Let’s play “Name that country:”
A) Approximately 25% of the population works in the wine industry.
B) Its citizens consume the most alcohol per capita in the world.
C) Is preparing to send much more of its wine to the United States.
Your answer? Moldova – the Eastern European nation of three million people wedged between Romania and the Ukraine, currently preparing to make a much bigger splash in the American wine scene.
Moldovan wine, needless to say, is hardly a household bottle. Moldova does sit on some of the best agricultural land in Europe, and they’ve made wine there since the 1400’s. Vineyards cover more land in Moldova than in any country in the world. About 7% of Moldova’s surface area is under vine. (To put that in perspective, imagine removing all freeways, cities, and In-and-Out Burgers from California and Oregon and planting grapes as far as the eye can see.)
While some indigenous Moldovan grapes are still raised, the bulk of their wine production is of grapes brought in from France, Italy, and Romania after WWII – cabernet sauvignon, merlot, pinot grigio, sauvignon blanc, et al.
In the early 1900’s, Moldova had the largest grape-growing area in the Russian Empire – but the vineyards suffered during the two World Wars. The Soviet Union restored the wine-growing regions during the 40’s and 50’s. By the 1960’s, wine production had returned to pre-WWII levels.
After the dissolution of the Soviet Union, wine production became one of Moldova’s major economic drivers, accounting for 7.5% of the value of all exports. In 2013, however, Moldova declared that it was planning to join the European Union. Almost immediately, Vladmir Putin declared a ban on imports of Moldovan wine, of which it was the largest importer in the world.
Moldova clearly needs somewhere to sell its existing and future stocks of wine, and it has turned its sights to the West. With a handy assist from Secretary of State John Kerry, the Moldovan state publicity arm is launching its first campaign to promote their wines in the United States.

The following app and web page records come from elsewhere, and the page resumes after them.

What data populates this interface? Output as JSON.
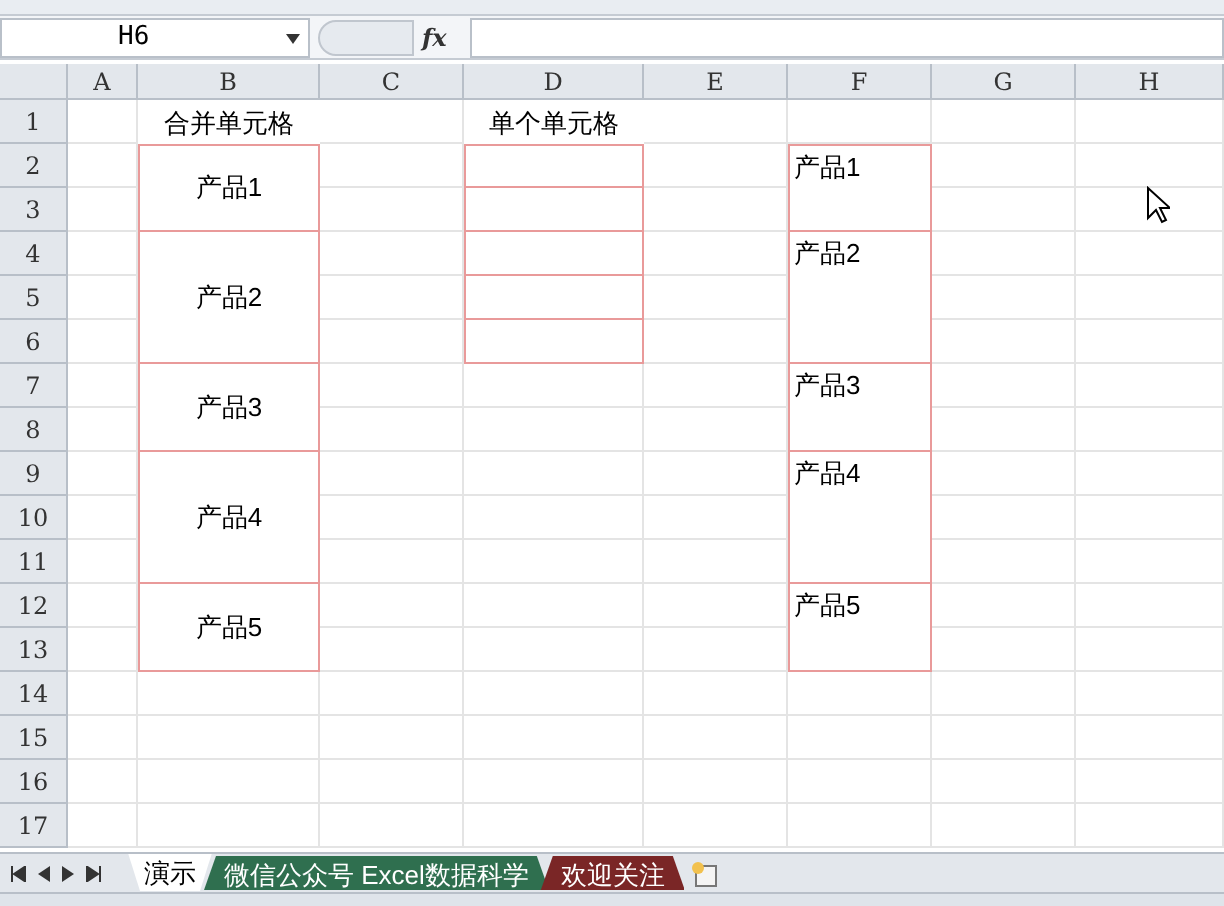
{
  "name_box": {
    "value": "H6"
  },
  "formula_bar": {
    "fx_label": "fx"
  },
  "columns": [
    "A",
    "B",
    "C",
    "D",
    "E",
    "F",
    "G",
    "H"
  ],
  "rows": [
    "1",
    "2",
    "3",
    "4",
    "5",
    "6",
    "7",
    "8",
    "9",
    "10",
    "11",
    "12",
    "13",
    "14",
    "15",
    "16",
    "17"
  ],
  "headings": [
    "合并单元格",
    "单个单元格"
  ],
  "merged_cells": [
    "产品1",
    "产品2",
    "产品3",
    "产品4",
    "产品5"
  ],
  "copied_cells": [
    "产品1",
    "产品2",
    "产品3",
    "产品4",
    "产品5"
  ],
  "sheet_tabs": [
    {
      "label": "演示",
      "selected": true,
      "color": "#ffffff"
    },
    {
      "label": "微信公众号 Excel数据科学",
      "selected": false,
      "color": "#2f6f4f"
    },
    {
      "label": "欢迎关注",
      "selected": false,
      "color": "#7a2626"
    }
  ]
}
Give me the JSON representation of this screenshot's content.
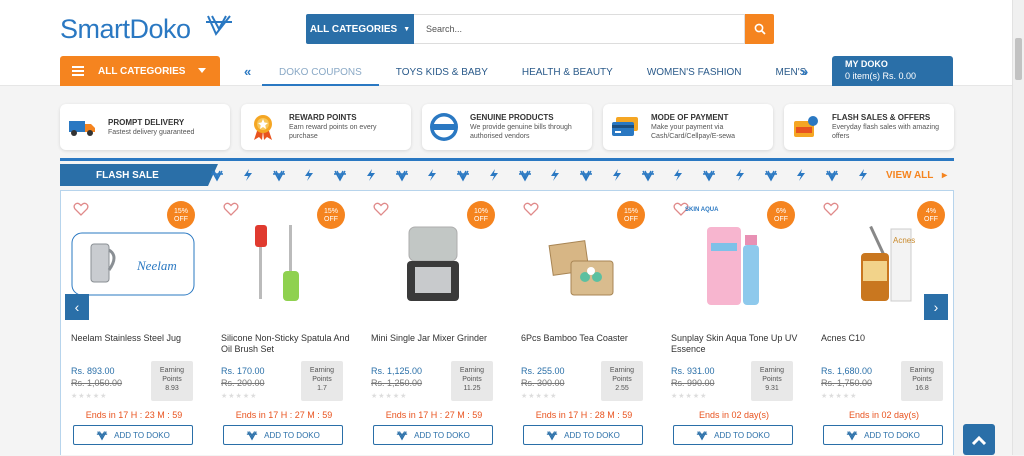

I was able to dip my toe into the Moldovan wine pool when Tiffany at Colangelo sent me a couple of bottles of Moldova’s big export. I received one bottle of red and one bottle of white. How were they?
We started with the white – the Albastrele 2013 Pinot Grigio. This 100% pinot grigio started off with peach blossoms and a little apple on the nose. I thought it had solid weight for a pinot grigio, and it was well-balanced enough that it doesn’t feel artificially heavy. The palate had some nicely rounded flavors of pear, apple, and a little bit of baking spice. The finish was quite nice – lasting and gentle, starting a tad tart but never developing into anything overly acidic. I thought this was a very nicely designed white with much more complexity than I’d expect from most wines that say “pinot grigio” on the label. A quick spin around the Internet yields some listed prices from $11-13, which is an absolute steal for a wine of this quality. High marks for this bottle.
The bottle of red – the Lion-Gri 2011 Saperavi Dry Red Wine – surprised me a couple of times. Saperavi is the grape varietal, native to Moldova’s sister country across the Black Sea, Georgia. When I saw the wine was only 12% alcohol, I expected to decant something that resembled Beaujolais. Turns out, “Saperavi” translates from Georgian as “paint” or “dye,” and I was a bit shocked when from the bottle poured squid ink! This is one of the “heaviest light wines” I’ve tried. The nose is heavy with dark fruit. The mouthfeel of this wine is fascinating. Everything hits at once: big cherry and plum fruits, strong upfront tannins, and plenty of acidity. It comes in strong like a young tannic cabernet, but then eases down into a gentle finish that isn’t overly strong. The second surprise was the price point. It retails for around $10, which is a ridiculously good price. Plus, I dig "Style & Quality" as a tagline.
One of Moldova’s best known food items is called mămăligă, (meh-MEHL-eg-uh) a cornmeal porridge also well-known in Romania. Mămăligă is similar to a large polenta cake. On our recent trip to Sonoma, I enjoyed a roasted vegetable ragout on polenta at the Willow Wood Market Café. The Sweet Partner in Crime and I hoped to emulate this meal, which was as close as we were going to get to making mămăligă. We did our best copy job, using roasted eggplant, mushrooms, tomatoes, garlic, onion, and a green pepper for our ragout and cracked the Lion-Gri alongside. The big initial tannin meshed really well with the roasted eggplant and the acidity coupled well with the tomatoes. I’d also suggest giving the bottle a little bit of a chill before serving.
In the interest of improving international relations with a country very interested in aligning itself with our allies in the E.U., I think we all have a responsibility to support their economy. Based on the quality of these two inexpensive bottles, I think your diplomatic efforts will be well worth it.